The required output is a copy of each line in the material below that includes "JSON".

*** Begin section ***

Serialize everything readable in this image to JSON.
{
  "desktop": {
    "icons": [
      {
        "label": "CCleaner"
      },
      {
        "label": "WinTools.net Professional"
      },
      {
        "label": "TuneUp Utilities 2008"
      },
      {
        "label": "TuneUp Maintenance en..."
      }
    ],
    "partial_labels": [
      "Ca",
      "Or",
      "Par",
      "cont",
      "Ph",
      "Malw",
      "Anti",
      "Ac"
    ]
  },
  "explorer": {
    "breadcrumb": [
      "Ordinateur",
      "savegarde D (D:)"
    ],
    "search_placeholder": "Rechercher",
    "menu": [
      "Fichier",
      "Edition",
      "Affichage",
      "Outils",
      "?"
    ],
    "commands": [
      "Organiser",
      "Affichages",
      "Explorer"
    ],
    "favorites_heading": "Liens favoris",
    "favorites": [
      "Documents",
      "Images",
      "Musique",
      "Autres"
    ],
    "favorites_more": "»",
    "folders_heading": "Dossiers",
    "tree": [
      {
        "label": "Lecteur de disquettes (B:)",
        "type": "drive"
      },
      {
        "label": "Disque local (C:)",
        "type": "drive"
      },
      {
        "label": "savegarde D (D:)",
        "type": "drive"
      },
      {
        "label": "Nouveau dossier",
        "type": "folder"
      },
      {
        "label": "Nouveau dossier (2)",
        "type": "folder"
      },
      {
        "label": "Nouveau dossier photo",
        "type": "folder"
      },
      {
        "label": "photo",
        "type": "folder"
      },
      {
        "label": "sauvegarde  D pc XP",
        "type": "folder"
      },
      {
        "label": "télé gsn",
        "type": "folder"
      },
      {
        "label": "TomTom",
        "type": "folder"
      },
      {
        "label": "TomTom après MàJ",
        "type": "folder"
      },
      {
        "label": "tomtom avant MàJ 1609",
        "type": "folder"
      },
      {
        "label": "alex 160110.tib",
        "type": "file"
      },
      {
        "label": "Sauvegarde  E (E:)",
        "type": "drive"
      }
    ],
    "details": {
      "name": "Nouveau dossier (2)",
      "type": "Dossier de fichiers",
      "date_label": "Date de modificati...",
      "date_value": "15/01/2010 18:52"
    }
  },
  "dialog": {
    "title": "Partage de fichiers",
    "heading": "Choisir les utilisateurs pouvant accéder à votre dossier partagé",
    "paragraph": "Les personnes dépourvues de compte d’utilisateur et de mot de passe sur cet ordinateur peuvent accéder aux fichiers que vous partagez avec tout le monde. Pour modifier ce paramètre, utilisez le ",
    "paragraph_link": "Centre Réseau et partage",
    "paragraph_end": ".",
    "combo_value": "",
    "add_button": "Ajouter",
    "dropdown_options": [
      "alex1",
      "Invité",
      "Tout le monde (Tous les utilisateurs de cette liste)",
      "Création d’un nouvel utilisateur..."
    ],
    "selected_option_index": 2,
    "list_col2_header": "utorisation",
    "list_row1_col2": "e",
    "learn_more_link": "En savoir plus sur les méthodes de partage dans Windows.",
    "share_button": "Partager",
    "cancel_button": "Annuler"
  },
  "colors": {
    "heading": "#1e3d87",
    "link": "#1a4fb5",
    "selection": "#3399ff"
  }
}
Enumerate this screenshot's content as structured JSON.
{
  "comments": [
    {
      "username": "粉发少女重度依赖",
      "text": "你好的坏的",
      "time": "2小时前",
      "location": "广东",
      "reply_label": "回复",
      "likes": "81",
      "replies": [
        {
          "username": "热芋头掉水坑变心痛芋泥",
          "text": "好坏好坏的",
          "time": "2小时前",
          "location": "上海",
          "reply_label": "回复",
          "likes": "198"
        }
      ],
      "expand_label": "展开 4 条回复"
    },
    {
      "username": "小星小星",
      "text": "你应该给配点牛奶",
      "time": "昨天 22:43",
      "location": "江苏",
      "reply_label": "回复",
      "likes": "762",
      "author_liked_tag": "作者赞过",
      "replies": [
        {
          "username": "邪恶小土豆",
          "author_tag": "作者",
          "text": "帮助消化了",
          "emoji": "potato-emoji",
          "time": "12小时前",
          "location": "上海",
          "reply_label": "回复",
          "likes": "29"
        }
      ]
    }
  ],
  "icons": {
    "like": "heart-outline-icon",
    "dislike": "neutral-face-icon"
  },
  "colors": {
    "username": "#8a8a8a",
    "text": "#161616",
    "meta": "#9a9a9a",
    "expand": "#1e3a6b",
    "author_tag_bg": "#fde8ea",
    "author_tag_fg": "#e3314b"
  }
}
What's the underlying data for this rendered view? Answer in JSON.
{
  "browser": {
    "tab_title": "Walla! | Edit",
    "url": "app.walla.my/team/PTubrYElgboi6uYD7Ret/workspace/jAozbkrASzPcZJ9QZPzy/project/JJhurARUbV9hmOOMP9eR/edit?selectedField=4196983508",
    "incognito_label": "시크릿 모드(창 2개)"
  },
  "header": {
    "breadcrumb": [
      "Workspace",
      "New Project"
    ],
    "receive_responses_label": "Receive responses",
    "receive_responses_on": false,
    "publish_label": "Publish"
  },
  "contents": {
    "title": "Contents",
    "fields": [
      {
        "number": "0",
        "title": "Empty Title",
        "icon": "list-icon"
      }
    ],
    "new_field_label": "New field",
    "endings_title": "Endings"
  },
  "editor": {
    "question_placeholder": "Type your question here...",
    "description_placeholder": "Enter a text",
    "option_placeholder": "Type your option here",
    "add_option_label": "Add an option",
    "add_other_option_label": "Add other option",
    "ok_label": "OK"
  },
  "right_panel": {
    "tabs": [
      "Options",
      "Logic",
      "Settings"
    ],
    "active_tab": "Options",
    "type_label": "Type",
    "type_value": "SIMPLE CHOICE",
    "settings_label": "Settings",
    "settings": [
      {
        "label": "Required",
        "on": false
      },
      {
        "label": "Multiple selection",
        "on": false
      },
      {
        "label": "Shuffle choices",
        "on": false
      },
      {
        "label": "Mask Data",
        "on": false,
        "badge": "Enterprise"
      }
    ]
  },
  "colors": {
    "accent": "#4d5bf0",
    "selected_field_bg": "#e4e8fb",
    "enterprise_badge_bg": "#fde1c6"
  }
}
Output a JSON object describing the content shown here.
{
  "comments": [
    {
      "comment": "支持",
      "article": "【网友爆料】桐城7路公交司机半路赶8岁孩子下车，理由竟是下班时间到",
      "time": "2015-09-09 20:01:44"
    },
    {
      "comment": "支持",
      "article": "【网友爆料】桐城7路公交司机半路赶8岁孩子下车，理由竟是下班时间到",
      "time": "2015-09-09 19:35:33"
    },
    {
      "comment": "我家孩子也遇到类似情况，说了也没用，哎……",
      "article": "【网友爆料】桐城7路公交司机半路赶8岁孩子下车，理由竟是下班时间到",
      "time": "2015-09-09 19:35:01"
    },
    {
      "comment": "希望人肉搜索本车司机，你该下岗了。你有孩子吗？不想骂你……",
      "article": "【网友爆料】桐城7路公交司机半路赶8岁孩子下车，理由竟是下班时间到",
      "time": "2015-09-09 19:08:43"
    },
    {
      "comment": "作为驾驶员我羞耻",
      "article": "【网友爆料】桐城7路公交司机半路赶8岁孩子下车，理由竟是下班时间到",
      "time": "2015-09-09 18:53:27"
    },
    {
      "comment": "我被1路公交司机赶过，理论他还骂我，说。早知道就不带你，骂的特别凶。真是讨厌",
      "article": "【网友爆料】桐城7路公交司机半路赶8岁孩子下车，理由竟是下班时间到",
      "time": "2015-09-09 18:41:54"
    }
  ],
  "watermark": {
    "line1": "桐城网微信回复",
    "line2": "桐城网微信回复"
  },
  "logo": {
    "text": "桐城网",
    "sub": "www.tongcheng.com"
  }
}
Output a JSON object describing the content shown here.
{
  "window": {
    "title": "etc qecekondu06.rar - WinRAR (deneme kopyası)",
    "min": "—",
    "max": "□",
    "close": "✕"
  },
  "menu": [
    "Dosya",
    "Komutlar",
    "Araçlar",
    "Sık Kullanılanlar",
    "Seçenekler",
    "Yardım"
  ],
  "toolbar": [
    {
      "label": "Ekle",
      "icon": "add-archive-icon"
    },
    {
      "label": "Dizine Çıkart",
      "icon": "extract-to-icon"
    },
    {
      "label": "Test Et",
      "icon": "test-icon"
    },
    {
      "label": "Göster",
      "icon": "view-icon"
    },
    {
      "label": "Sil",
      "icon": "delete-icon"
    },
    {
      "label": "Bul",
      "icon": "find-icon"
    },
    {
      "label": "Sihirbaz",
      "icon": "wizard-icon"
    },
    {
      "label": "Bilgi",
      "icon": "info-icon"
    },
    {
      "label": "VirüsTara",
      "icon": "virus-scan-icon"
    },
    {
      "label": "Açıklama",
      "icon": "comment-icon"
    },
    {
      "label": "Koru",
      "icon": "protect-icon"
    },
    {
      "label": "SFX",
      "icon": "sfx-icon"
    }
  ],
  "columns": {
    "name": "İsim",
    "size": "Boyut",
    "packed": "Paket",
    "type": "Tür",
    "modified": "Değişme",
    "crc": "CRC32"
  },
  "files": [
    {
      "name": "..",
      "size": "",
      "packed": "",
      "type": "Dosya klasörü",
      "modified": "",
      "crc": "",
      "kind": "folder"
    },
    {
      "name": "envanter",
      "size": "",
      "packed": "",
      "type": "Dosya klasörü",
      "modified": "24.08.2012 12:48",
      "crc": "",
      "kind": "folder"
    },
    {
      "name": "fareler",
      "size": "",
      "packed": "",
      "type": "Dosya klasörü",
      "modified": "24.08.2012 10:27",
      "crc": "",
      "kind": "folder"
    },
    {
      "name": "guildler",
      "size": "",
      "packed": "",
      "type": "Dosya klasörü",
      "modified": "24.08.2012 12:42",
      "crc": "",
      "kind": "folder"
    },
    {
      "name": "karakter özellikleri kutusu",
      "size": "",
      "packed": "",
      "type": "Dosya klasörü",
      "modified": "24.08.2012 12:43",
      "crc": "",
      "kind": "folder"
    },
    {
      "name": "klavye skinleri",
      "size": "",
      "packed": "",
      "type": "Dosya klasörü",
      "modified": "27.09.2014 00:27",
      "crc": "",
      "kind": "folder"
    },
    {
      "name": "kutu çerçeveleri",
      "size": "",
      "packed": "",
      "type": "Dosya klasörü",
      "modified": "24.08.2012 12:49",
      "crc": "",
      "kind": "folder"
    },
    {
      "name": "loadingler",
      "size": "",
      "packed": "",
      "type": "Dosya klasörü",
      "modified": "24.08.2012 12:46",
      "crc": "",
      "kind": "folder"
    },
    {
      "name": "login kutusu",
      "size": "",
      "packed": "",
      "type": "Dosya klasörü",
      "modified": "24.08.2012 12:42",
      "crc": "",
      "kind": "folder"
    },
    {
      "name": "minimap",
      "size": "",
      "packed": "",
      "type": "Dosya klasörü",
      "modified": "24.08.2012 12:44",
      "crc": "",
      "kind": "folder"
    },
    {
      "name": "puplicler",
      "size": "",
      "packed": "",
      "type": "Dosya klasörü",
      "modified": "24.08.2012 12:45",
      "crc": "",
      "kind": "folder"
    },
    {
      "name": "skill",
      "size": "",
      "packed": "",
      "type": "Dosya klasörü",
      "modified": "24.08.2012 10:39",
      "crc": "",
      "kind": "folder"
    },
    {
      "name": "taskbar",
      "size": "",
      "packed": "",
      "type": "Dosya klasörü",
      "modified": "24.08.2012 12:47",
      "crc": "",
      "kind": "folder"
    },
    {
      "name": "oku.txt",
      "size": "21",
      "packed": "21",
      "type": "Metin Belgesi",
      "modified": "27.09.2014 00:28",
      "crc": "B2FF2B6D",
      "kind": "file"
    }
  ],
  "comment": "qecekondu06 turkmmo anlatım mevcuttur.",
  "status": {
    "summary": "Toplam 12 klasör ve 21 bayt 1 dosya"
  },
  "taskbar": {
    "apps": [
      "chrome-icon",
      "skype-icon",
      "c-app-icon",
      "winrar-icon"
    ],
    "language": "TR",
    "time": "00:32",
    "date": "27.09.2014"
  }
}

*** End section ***

» **EXPECTED ANSWER**
Serialize everything readable in this image to JSON.
Enumerate this screenshot's content as structured JSON.
What's the underlying data for this rendered view? Answer in JSON.
Output a JSON object describing the content shown here.
Output a JSON object describing the content shown here.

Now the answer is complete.